Work was a supporting pillar in my family dynamic growing up, instilling a foundation that would ultimately propel me to achieve all of my career and financial goals I had set for my 25 year benchmark. Those goals are personal and private, but I am ecstatic that with just about five months to spare, I’ve exceeded them all.
That foundation was built by years of watching and learning from my father, Joseph Merse, who has taught – and continues to teach me – what it means to work hard and provide for a family.
Americans like my father that take pride in their work propelled Mike Rowe to become “the dirtiest man on TV” with his notorious show Dirty Jobs and one of the leading American men tackling the issues related to the widening skills gap through his foundation, mikeroweWORKS Foundation, which awards scholarships to students pursuing a career in the skilled trades.

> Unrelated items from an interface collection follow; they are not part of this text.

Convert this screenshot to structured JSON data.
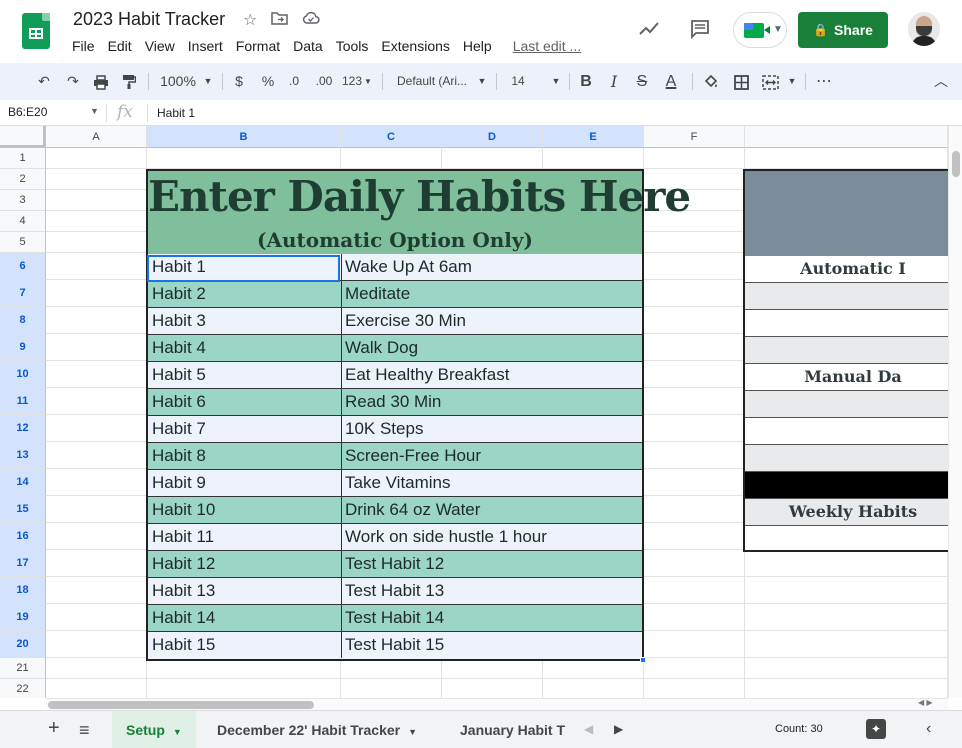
{
  "document": {
    "title": "2023 Habit Tracker",
    "last_edit": "Last edit ..."
  },
  "menu": [
    "File",
    "Edit",
    "View",
    "Insert",
    "Format",
    "Data",
    "Tools",
    "Extensions",
    "Help"
  ],
  "header_actions": {
    "share_label": "Share",
    "icons": [
      "star-icon",
      "move-to-folder-icon",
      "cloud-status-icon",
      "trend-icon",
      "comments-icon",
      "meet-icon",
      "lock-icon"
    ]
  },
  "toolbar": {
    "zoom": "100%",
    "currency": "$",
    "percent": "%",
    "decrease_decimal": ".0",
    "increase_decimal": ".00",
    "number_format": "123",
    "font_family": "Default (Ari...",
    "font_size": "14",
    "bold": "B",
    "italic": "I",
    "strikethrough": "S",
    "text_color": "A",
    "more": "⋯"
  },
  "formula_bar": {
    "name_box": "B6:E20",
    "fx": "fx",
    "content": "Habit 1"
  },
  "columns": [
    {
      "label": "A"
    },
    {
      "label": "B"
    },
    {
      "label": "C"
    },
    {
      "label": "D"
    },
    {
      "label": "E"
    },
    {
      "label": "F"
    },
    {
      "label": ""
    }
  ],
  "rows": [
    "1",
    "2",
    "3",
    "4",
    "5",
    "6",
    "7",
    "8",
    "9",
    "10",
    "11",
    "12",
    "13",
    "14",
    "15",
    "16",
    "17",
    "18",
    "19",
    "20",
    "21",
    "22"
  ],
  "banner": {
    "title": "Enter Daily Habits Here",
    "subtitle": "(Automatic Option Only)"
  },
  "habits": [
    {
      "key": "Habit 1",
      "value": "Wake Up At 6am"
    },
    {
      "key": "Habit 2",
      "value": "Meditate"
    },
    {
      "key": "Habit 3",
      "value": "Exercise 30 Min"
    },
    {
      "key": "Habit 4",
      "value": "Walk Dog"
    },
    {
      "key": "Habit 5",
      "value": "Eat Healthy Breakfast"
    },
    {
      "key": "Habit 6",
      "value": "Read 30 Min"
    },
    {
      "key": "Habit 7",
      "value": "10K Steps"
    },
    {
      "key": "Habit 8",
      "value": "Screen-Free Hour"
    },
    {
      "key": "Habit 9",
      "value": "Take Vitamins"
    },
    {
      "key": "Habit 10",
      "value": "Drink 64 oz Water"
    },
    {
      "key": "Habit 11",
      "value": "Work on side hustle 1 hour"
    },
    {
      "key": "Habit 12",
      "value": "Test Habit 12"
    },
    {
      "key": "Habit 13",
      "value": "Test Habit 13"
    },
    {
      "key": "Habit 14",
      "value": "Test Habit 14"
    },
    {
      "key": "Habit 15",
      "value": "Test Habit 15"
    }
  ],
  "right_panel": {
    "automatic_label": "Automatic I",
    "manual_label": "Manual Da",
    "weekly_label": "Weekly Habits"
  },
  "sheet_tabs": [
    {
      "label": "Setup",
      "active": true
    },
    {
      "label": "December 22' Habit Tracker",
      "active": false
    },
    {
      "label": "January Habit T",
      "active": false
    }
  ],
  "status": {
    "count": "Count: 30"
  },
  "colors": {
    "brand_green": "#188038",
    "banner_green": "#7fbf9c",
    "row_teal": "#9bd5c6",
    "row_light": "#eef2fb",
    "panel_header": "#7a8e9a",
    "selection_blue": "#1a73e8"
  }
}
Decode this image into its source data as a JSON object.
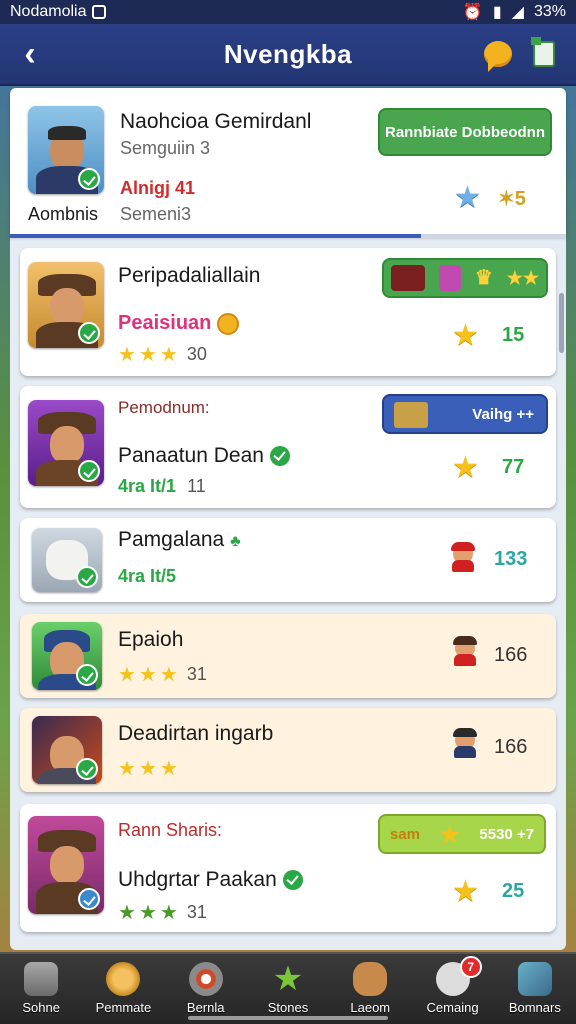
{
  "status_bar": {
    "carrier": "Nodamolia",
    "battery": "33%"
  },
  "header": {
    "title": "Nvengkba"
  },
  "featured": {
    "name": "Naohcioa Gemirdanl",
    "sub": "Semguiin 3",
    "alert": "Alnigj 41",
    "team": "Aombnis",
    "season": "Semeni3",
    "action_label": "Rannbiate Dobbeodnn",
    "score": "5",
    "progress_percent": 74
  },
  "rows": [
    {
      "name": "Peripadaliallain",
      "tag": "Peaisiuan",
      "rating_count": "30",
      "score": "15",
      "pill": "",
      "tone": "white"
    },
    {
      "label": "Pemodnum:",
      "name": "Panaatun Dean",
      "tag": "4ra It/1",
      "rating_count": "11",
      "score": "77",
      "pill": "Vaihg ++",
      "tone": "white"
    },
    {
      "name": "Pamgalana",
      "tag": "4ra It/5",
      "score": "133",
      "tone": "white"
    },
    {
      "name": "Epaioh",
      "rating_count": "31",
      "score": "166",
      "tone": "cream"
    },
    {
      "name": "Deadirtan ingarb",
      "score": "166",
      "tone": "cream"
    },
    {
      "label": "Rann Sharis:",
      "name": "Uhdgrtar Paakan",
      "rating_count": "31",
      "score": "25",
      "pill": "5530 +7",
      "pill_prefix": "sam",
      "tone": "white"
    }
  ],
  "nav": [
    {
      "label": "Sohne",
      "icon": "house-icon"
    },
    {
      "label": "Pemmate",
      "icon": "magnifier-icon"
    },
    {
      "label": "Bernla",
      "icon": "target-icon"
    },
    {
      "label": "Stones",
      "icon": "star-icon"
    },
    {
      "label": "Laeom",
      "icon": "bear-icon"
    },
    {
      "label": "Cemaing",
      "icon": "chat-icon",
      "badge": "7"
    },
    {
      "label": "Bomnars",
      "icon": "pencil-icon"
    }
  ],
  "colors": {
    "header": "#2a3f86",
    "accent_green": "#3ca34a",
    "pill_blue": "#3a5fb8",
    "star": "#f5c21b"
  }
}
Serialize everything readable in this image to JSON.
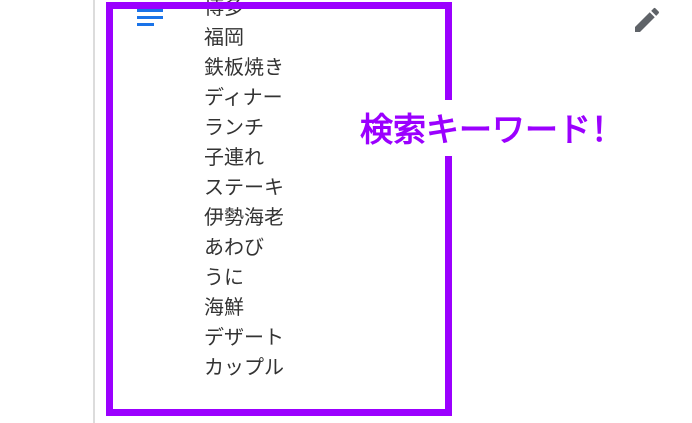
{
  "menu": {
    "icon": "hamburger-menu-icon"
  },
  "edit": {
    "icon": "pencil-edit-icon"
  },
  "keywords": [
    "博多",
    "福岡",
    "鉄板焼き",
    "ディナー",
    "ランチ",
    "子連れ",
    "ステーキ",
    "伊勢海老",
    "あわび",
    "うに",
    "海鮮",
    "デザート",
    "カップル"
  ],
  "callout": {
    "text": "検索キーワード！"
  },
  "colors": {
    "highlight": "#9b00ff",
    "menu_icon": "#1a73e8",
    "edit_icon": "#5f6368",
    "text": "#333333"
  }
}
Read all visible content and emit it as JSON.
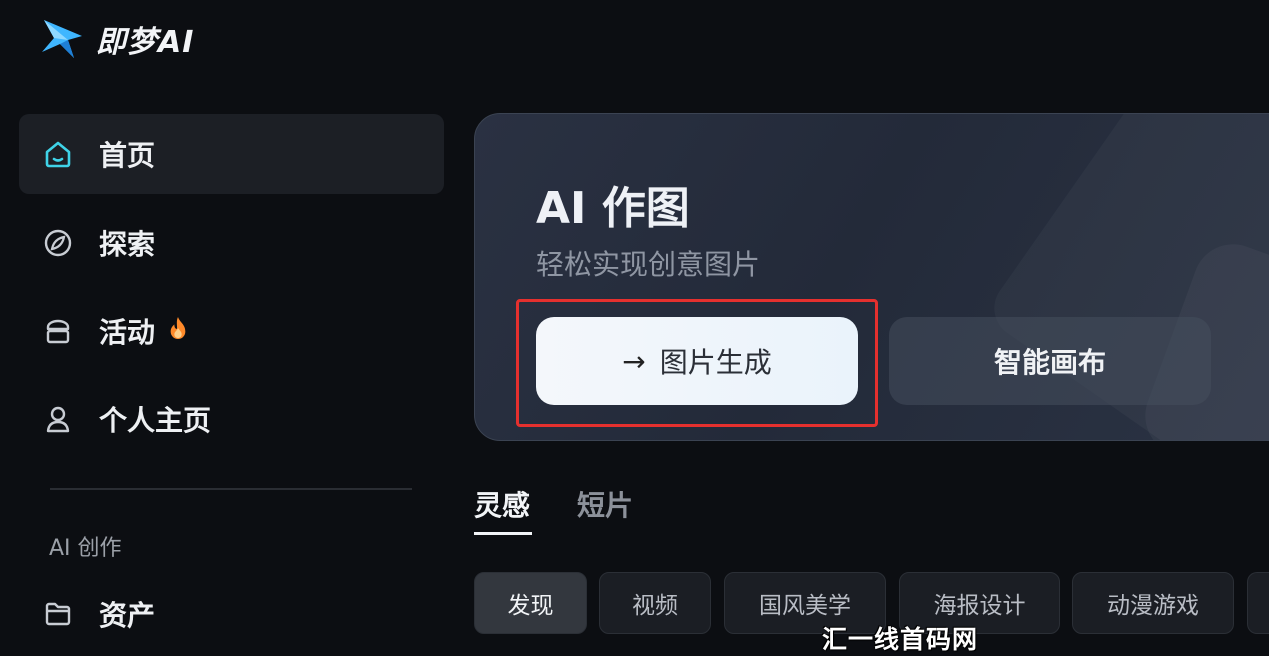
{
  "brand": {
    "name": "即梦AI",
    "accent": "#3fb6ff"
  },
  "sidebar": {
    "items": [
      {
        "label": "首页",
        "icon": "home-icon",
        "active": true
      },
      {
        "label": "探索",
        "icon": "explore-icon"
      },
      {
        "label": "活动",
        "icon": "activity-icon",
        "badge_icon": "fire-icon"
      },
      {
        "label": "个人主页",
        "icon": "user-icon"
      }
    ],
    "section_label": "AI 创作",
    "section_items": [
      {
        "label": "资产",
        "icon": "folder-icon"
      }
    ]
  },
  "hero": {
    "title": "AI 作图",
    "subtitle": "轻松实现创意图片",
    "primary_button": "图片生成",
    "secondary_button": "智能画布",
    "highlight_color": "#e5302e"
  },
  "tabs": [
    {
      "label": "灵感",
      "active": true
    },
    {
      "label": "短片"
    }
  ],
  "chips": [
    {
      "label": "发现",
      "active": true
    },
    {
      "label": "视频"
    },
    {
      "label": "国风美学"
    },
    {
      "label": "海报设计"
    },
    {
      "label": "动漫游戏"
    }
  ],
  "watermark": "汇一线首码网 www.huiyixian.com"
}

Rowe has been a role model for me, my father and countless friends of mine that have all reached career and financial stability and success by employing a simple concept – working hard for everything we have.
Fortunately for younger generations that may not have grown up watching “Dirty Jobs,” the show is syndicated, and though Rowe couldn’t tell me many details, it’s very likely that the CNN spinoff “Somebody’s Gotta Do It” may soon follow suit.
I asked Rowe for his thoughts on the impact the working man (or woman) has on American lifestyles – considering he worked more than 300 different jobs in all 50 states.
“My working theory for Dirty Jobs was that anonymous people in towns you can’t find on maps are doing the jobs that make civilized life for the rest of us possible,” Rowe said. “I’m still doing the same thing today, in a slightly different way, but my foundation can be reduced to an individual doing a job that is far more important than society realizes.”
That slightly different way is his new show, “Returning The Favor” on Facebook, which has received more than 54.5 million views of the seven currently released episodes. In this series, Rowe travels the country in search of remarkable people making a difference in their communities.
For as long as I can remember my father would pull up his Red Wing work boots and be out the door by 4:30am to get to Kearny, NJ and begin work by 6 or 7 o’clock, always working for Linde-Griffith Construction as a union dock builder turned Local 15 operating engineer. My father left in his blues, and came home pretty much black, covered in grease and oil and dirt.
Follow the author on Twitter